Carnival time!
West Crete Journal, February 2006

Before we undergo the austerities of Lent, here in Crete we are celebrating an ancient tradition believed to have started as a tribute to Dionysos (Greek) or Bacchus (Roman), the god renowned for his love of wine and great parties.

The tradition, known as Apokries from the Greek “apochi apo kreas = goodbye to meat” or Karnavali from the Latin “carne vale = flesh farewell”, runs for the three weeks before Lent and this year is from 12 February until 5 March.

In the first week of Apokries, readings from the Triodeon = “book of the Three Holy Sacraments” are made daily in the churches, and the feast on the first Sunday is called Protofoni = “First Voice”.

The second week of Apokries is known as Kreatini = “Meat Filled” and contains TsiknoPempti = “Burnt Thursday”, which the locals usually celebrate with huge feasts in the tavernas. This tradition is supposed to have started when, during the first sunny days of the year after the winter gloom, village women would leave their meat cooking while going out to enjoy the sun and local gossip. Of course, on their return the meat was burnt, hence the name!

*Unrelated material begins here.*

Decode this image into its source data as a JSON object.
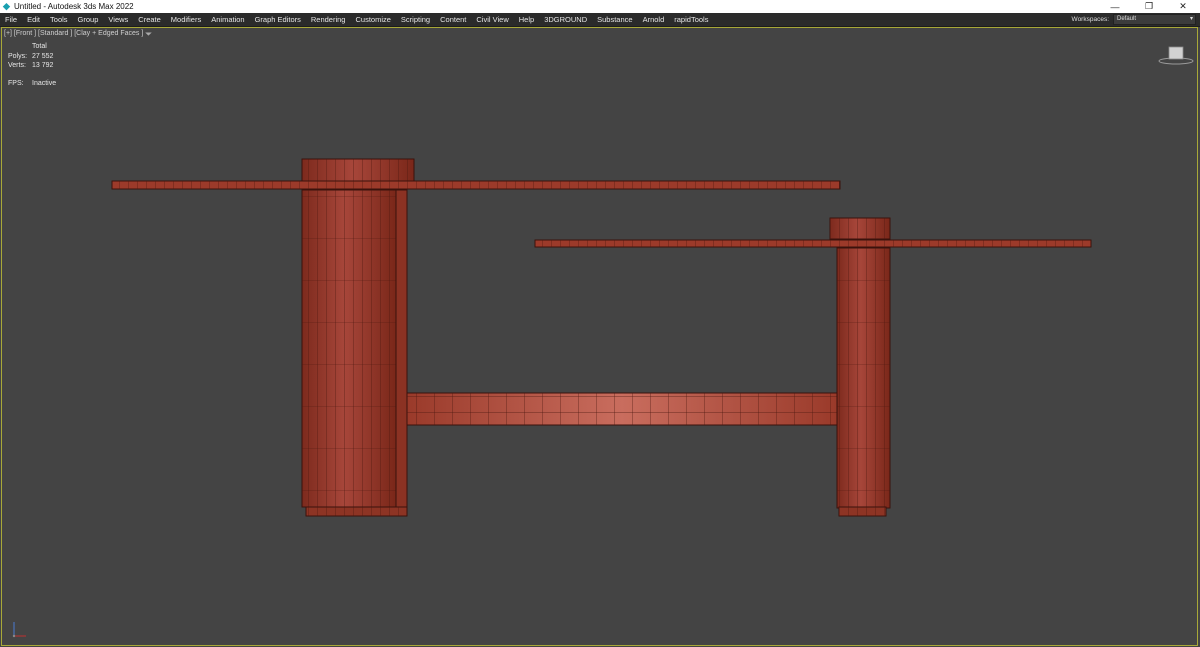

The third week of Apokries is Tirini = “Cheese Filled”, because meat used to be forbidden by the church from the Monday before Lent, and the locals resorted to cheese, eggs and dairy food instead. Nowadays, meat is allowed until two days before Lent starts.

Bizarre costumes for ApokriesCarnival!While these three weeks of Apokries are a good excuse to enjoy parties and pranks at all times and for all ages, it is normal during each weekend for children to have parties, with the girls dressed as princesses and the boys dressed as their own heroes, which nowadays usually means Zorro or Batman!  The teenagers and young adults try to out-do each other by wearing outrageous and sometimes bizarre costumes on each of the three weekends of Apokries, by parading in the streets and visiting bars wearing costumes of all sorts, from ghouls to angels, priests to transvestites, clowns to policemen. Sometimes this can be a good excuse to play pranks on someone you don’t like … if they can’t recognise you!

The third Sunday is usually reserved for the best costumes and parties, and in many of the larger towns there are organised carnival parades (the Rethimno carnival is the largest in Crete), with prizes for the best costumes. On the last night of Apokries, bonfires are lit in the streets, and costumed revellers sing and dance around them. When the flames die down, some of the braver people will jump over the fire to “burn off the fleas”.

Lagana breadImmediately after Apokries, Lent starts with Kathara Devtera = “Clean Monday”, which this year is 6 March and is a national holiday. From this date until Easter Sunday (this year 23 April), people are not supposed to eat any meat containing blood (e.g. beef, pork, fish), dairy foods or oil, and instead must sustain themselves with pulses, bread, seafood and vegetables.

Flying kites on Clean MondayOn Clean Monday, local families usually take to the countryside or beaches with picnics of Lenten food, together with unleavened bread called lagana. Recently, it has also become a tradition to fly kites as high as possible on Clean Monday, but asking our Cretan friends about the origin of this custom brings only a shrug!

In many Catholic Latino countries, the festival Mardi Gras = French “Fat Tuesday” is celebrated the day after Orthodox “Clean Monday”. This is a huge carnival along the lines of the final day of Apokries and also signifies the start of Lent, which strangely enough has identical rules about the food that can be eaten, despite the rivalries between the different branches of Christianity.

Kera-SarakostiLent is short for Lenten = Old English “spring”, and in Greek is Sarakosti = “fasting”.  It lasts for seven weeks, but for those people fasting it seems a lot longer, especially during the final days. In olden times before people possessed calendars, they would count the fasting days with Kera-Sarakosti. They would draw Kera-Sarakosti = “Lady Lent” as a woman without a mouth because of her fasting, and with her hands crossed in prayer. She had seven legs, one for each week of Lent. They would then hang Kera-Sarakosti on a wall, and every Saturday cut off a leg. The last leg was removed on Holy Saturday (Resurrection of Christ) and put inside a dried fig. This fig was mixed with others, and handed out to the family. The person who chose the special fig would receive good luck.